The statistic shows the GDP of the United Kingdom between 2003 and 2013. In 2012, GDP of the United Kingdom was at around 2.4 trillion US dollars.
Private-sector-led economic recovery
GDP is counted among the primary indicators that are used to gauge the state of health of a national economy. GDP is the total value of all completed goods and services that have been produced within a country in a given period of time, usually a year. GDP figures allow us to gain a broader understanding of a country’s economy in a clear way. Real GDP, in a similar way, is also a rather useful indicator; this is a measurement that takes prices changes (inflation and deflation) into account, thereby acting as a key indicator for economic growth.
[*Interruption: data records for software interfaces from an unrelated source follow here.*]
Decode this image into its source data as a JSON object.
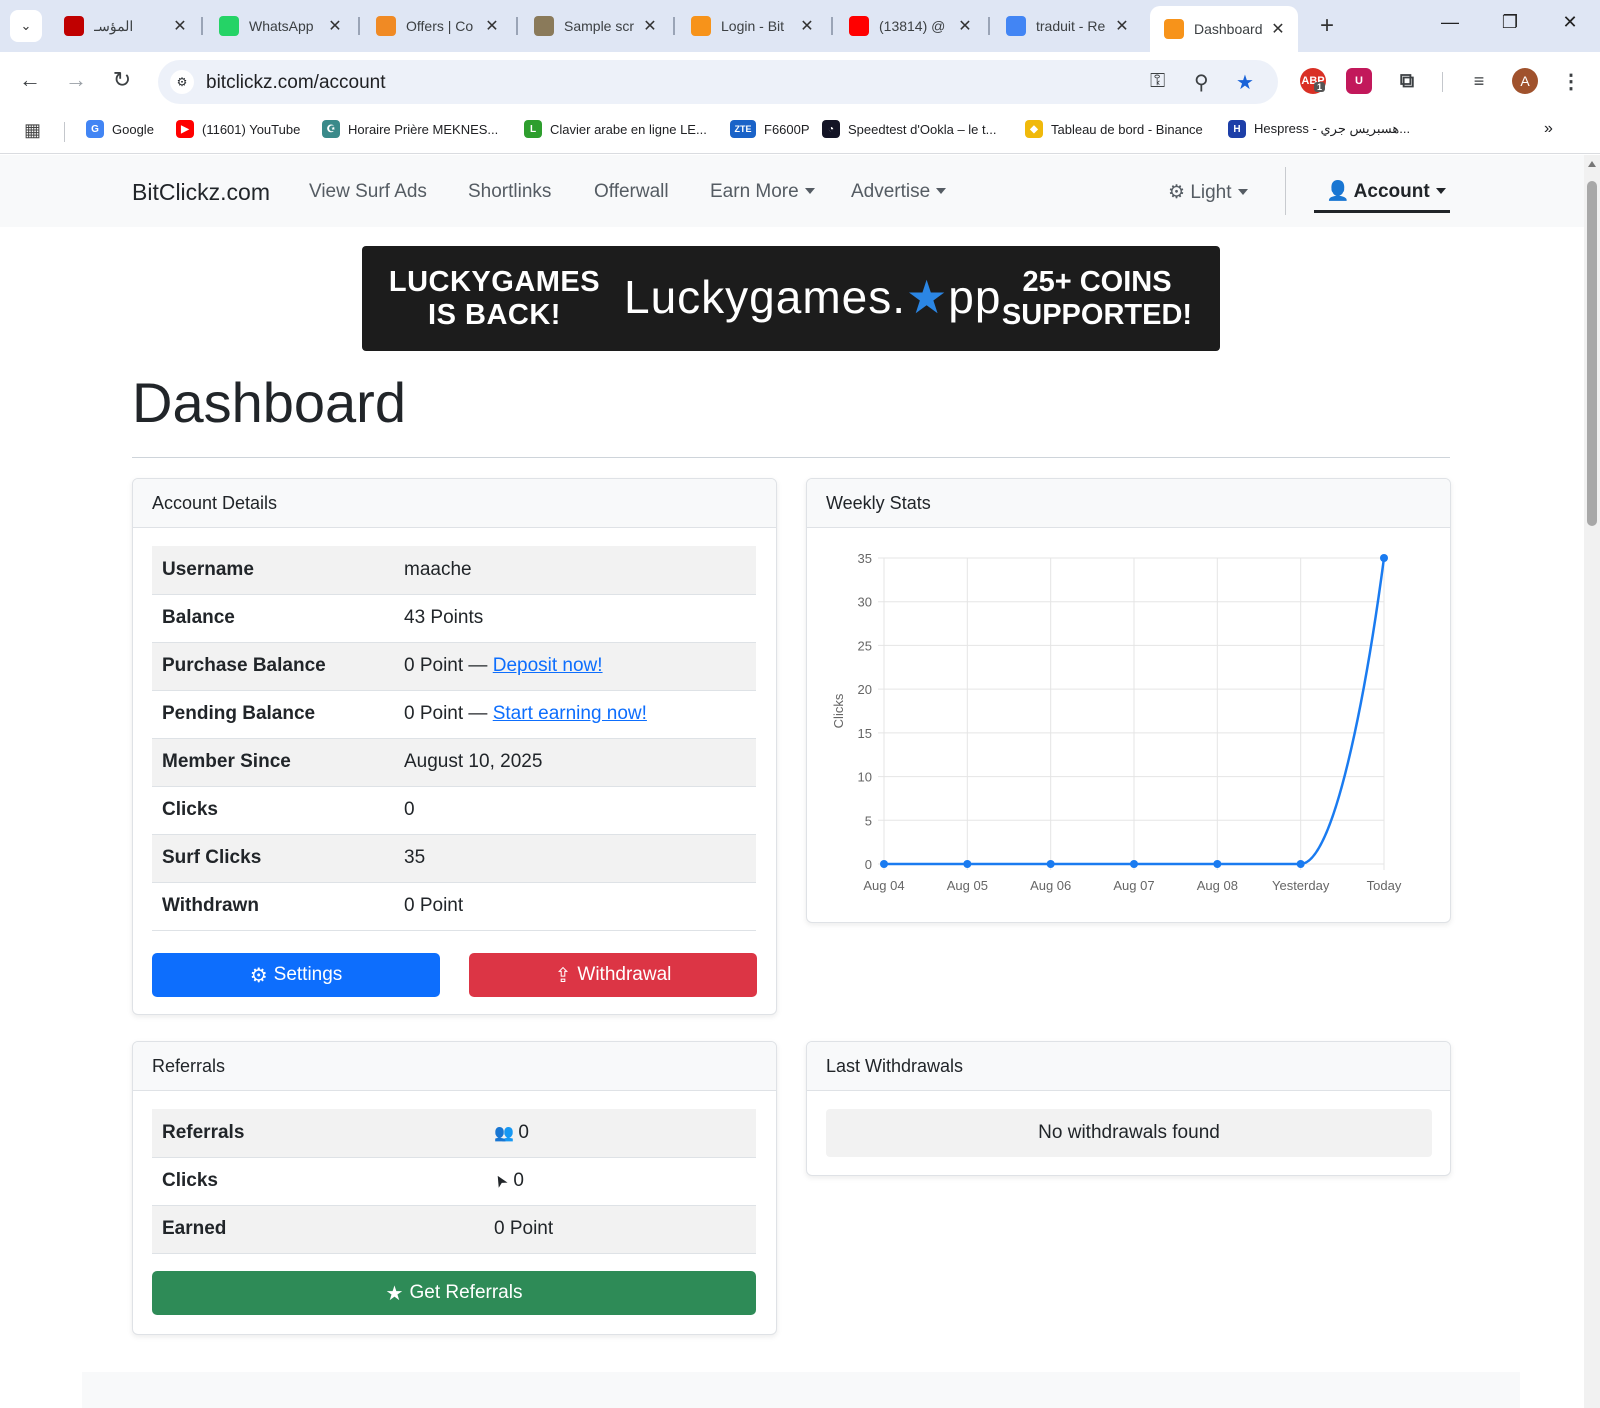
{
  "browser": {
    "tabs": [
      {
        "title": "المؤسـ",
        "favicon_color": "#c00000",
        "active": false
      },
      {
        "title": "WhatsApp",
        "favicon_color": "#25d366",
        "active": false
      },
      {
        "title": "Offers | Co",
        "favicon_color": "#f08a24",
        "active": false
      },
      {
        "title": "Sample scr",
        "favicon_color": "#8a7a5a",
        "active": false
      },
      {
        "title": "Login - Bit",
        "favicon_color": "#f7931a",
        "active": false
      },
      {
        "title": "(13814) @",
        "favicon_color": "#ff0000",
        "active": false
      },
      {
        "title": "traduit - Re",
        "favicon_color": "#4285f4",
        "active": false
      },
      {
        "title": "Dashboard",
        "favicon_color": "#f7931a",
        "active": true
      }
    ],
    "url": "bitclickz.com/account",
    "bookmarks": [
      {
        "label": "Google",
        "color": "#4285f4",
        "glyph": "G"
      },
      {
        "label": "(11601) YouTube",
        "color": "#ff0000",
        "glyph": "▶"
      },
      {
        "label": "Horaire Prière MEKNES...",
        "color": "#3a8a8a",
        "glyph": "☪"
      },
      {
        "label": "Clavier arabe en ligne LE...",
        "color": "#2e9e2e",
        "glyph": "L"
      },
      {
        "label": "F6600P",
        "color": "#1a63c8",
        "glyph": "ZTE"
      },
      {
        "label": "Speedtest d'Ookla – le t...",
        "color": "#141526",
        "glyph": "◔"
      },
      {
        "label": "Tableau de bord - Binance",
        "color": "#f0b90b",
        "glyph": "◆"
      },
      {
        "label": "Hespress - هسبريس جري...",
        "color": "#1d3fa8",
        "glyph": "H"
      }
    ],
    "profile_initial": "A",
    "ext_badge": "1"
  },
  "site": {
    "brand": "BitClickz.com",
    "nav": [
      "View Surf Ads",
      "Shortlinks",
      "Offerwall",
      "Earn More",
      "Advertise"
    ],
    "theme_label": "Light",
    "account_label": "Account"
  },
  "banner": {
    "left": "LUCKYGAMES IS BACK!",
    "middle_a": "Luckygames.",
    "middle_b": "pp",
    "right": "25+ COINS SUPPORTED!"
  },
  "page": {
    "title": "Dashboard"
  },
  "account_details": {
    "header": "Account Details",
    "rows": [
      {
        "label": "Username",
        "value": "maache"
      },
      {
        "label": "Balance",
        "value": "43 Points"
      },
      {
        "label": "Purchase Balance",
        "value": "0 Point — ",
        "link": "Deposit now!"
      },
      {
        "label": "Pending Balance",
        "value": "0 Point — ",
        "link": "Start earning now!"
      },
      {
        "label": "Member Since",
        "value": "August 10, 2025"
      },
      {
        "label": "Clicks",
        "value": "0"
      },
      {
        "label": "Surf Clicks",
        "value": "35"
      },
      {
        "label": "Withdrawn",
        "value": "0 Point"
      }
    ],
    "settings_button": "Settings",
    "withdrawal_button": "Withdrawal",
    "colors": {
      "settings": "#0d6efd",
      "withdrawal": "#dc3545"
    }
  },
  "weekly_stats": {
    "header": "Weekly Stats"
  },
  "chart_data": {
    "type": "line",
    "categories": [
      "Aug 04",
      "Aug 05",
      "Aug 06",
      "Aug 07",
      "Aug 08",
      "Yesterday",
      "Today"
    ],
    "values": [
      0,
      0,
      0,
      0,
      0,
      0,
      35
    ],
    "title": "",
    "xlabel": "",
    "ylabel": "Clicks",
    "ylim": [
      0,
      35
    ],
    "yticks": [
      0,
      5,
      10,
      15,
      20,
      25,
      30,
      35
    ],
    "grid": true,
    "color": "#1a7bf0"
  },
  "referrals": {
    "header": "Referrals",
    "rows": [
      {
        "label": "Referrals",
        "value": "0",
        "icon": "users-icon"
      },
      {
        "label": "Clicks",
        "value": "0",
        "icon": "cursor-icon"
      },
      {
        "label": "Earned",
        "value": "0 Point"
      }
    ],
    "button": "Get Referrals",
    "button_color": "#2e8b57"
  },
  "last_withdrawals": {
    "header": "Last Withdrawals",
    "empty": "No withdrawals found"
  }
}
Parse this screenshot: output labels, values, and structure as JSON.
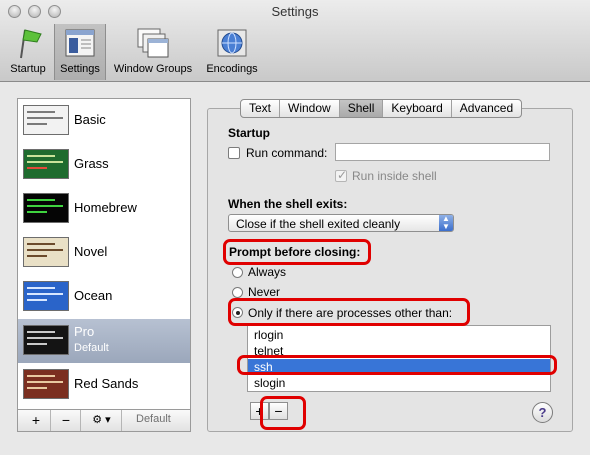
{
  "window": {
    "title": "Settings"
  },
  "toolbar": [
    {
      "label": "Startup",
      "icon": "flag-icon"
    },
    {
      "label": "Settings",
      "icon": "settings-window-icon"
    },
    {
      "label": "Window Groups",
      "icon": "window-groups-icon"
    },
    {
      "label": "Encodings",
      "icon": "encodings-globe-icon"
    }
  ],
  "profiles": [
    {
      "name": "Basic",
      "sub": "",
      "bg": "#f2f2f2",
      "bar": "#7a7a7a"
    },
    {
      "name": "Grass",
      "sub": "",
      "bg": "#1e6b2e",
      "bar": "#c9e39a"
    },
    {
      "name": "Homebrew",
      "sub": "",
      "bg": "#050505",
      "bar": "#3fd33f"
    },
    {
      "name": "Novel",
      "sub": "",
      "bg": "#e9e0c6",
      "bar": "#6b4a2b"
    },
    {
      "name": "Ocean",
      "sub": "",
      "bg": "#2a64c9",
      "bar": "#d8e7ff"
    },
    {
      "name": "Pro",
      "sub": "Default",
      "bg": "#141414",
      "bar": "#c9c9c9"
    },
    {
      "name": "Red Sands",
      "sub": "",
      "bg": "#7b2f20",
      "bar": "#e9c9a0"
    }
  ],
  "list_footer": {
    "add": "+",
    "remove": "−",
    "action": "⚙ ▾",
    "default_label": "Default"
  },
  "tabs": [
    "Text",
    "Window",
    "Shell",
    "Keyboard",
    "Advanced"
  ],
  "startup": {
    "heading": "Startup",
    "run_command_label": "Run command:",
    "run_command_value": "",
    "run_inside_shell_label": "Run inside shell"
  },
  "shell_exit": {
    "heading": "When the shell exits:",
    "selected": "Close if the shell exited cleanly"
  },
  "prompt": {
    "heading": "Prompt before closing:",
    "options": [
      "Always",
      "Never",
      "Only if there are processes other than:"
    ]
  },
  "processes": [
    "rlogin",
    "telnet",
    "ssh",
    "slogin"
  ],
  "process_buttons": {
    "add": "+",
    "remove": "−"
  },
  "help_label": "?",
  "colors": {
    "selection": "#3875d7",
    "highlight": "#e00000"
  }
}
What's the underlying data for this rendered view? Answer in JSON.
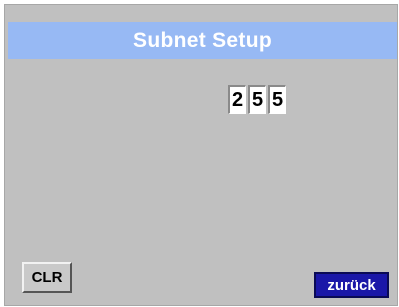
{
  "header": {
    "title": "Subnet Setup"
  },
  "subnet_octet": {
    "digits": [
      "2",
      "5",
      "5"
    ]
  },
  "buttons": {
    "clear_label": "CLR",
    "back_label": "zurück"
  },
  "colors": {
    "title_bar": "#97b9f4",
    "panel": "#c0c0c0",
    "back_button": "#1a17a8"
  }
}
The gross domestic product of the United Kingdom is beginning to show signs of recovery since seeing a sharp decline in the wake of the financial crisis. The falling rate of unemployment in the United Kingdom is also giving positive signals that the worst could be over for the country. However, some concerns have arisen about what forms of employment are being represented, how stable the jobs are, and whether or not they are simply being cited by officials in government as validation for reforms that are criticized by opponents as being ‘ideologically motivated’. Whatever the political motivation, the coalition government’s efforts to let the private sector lead the economic recovery through increasing employment in the UK in the private sector appear, for now at least, to be working.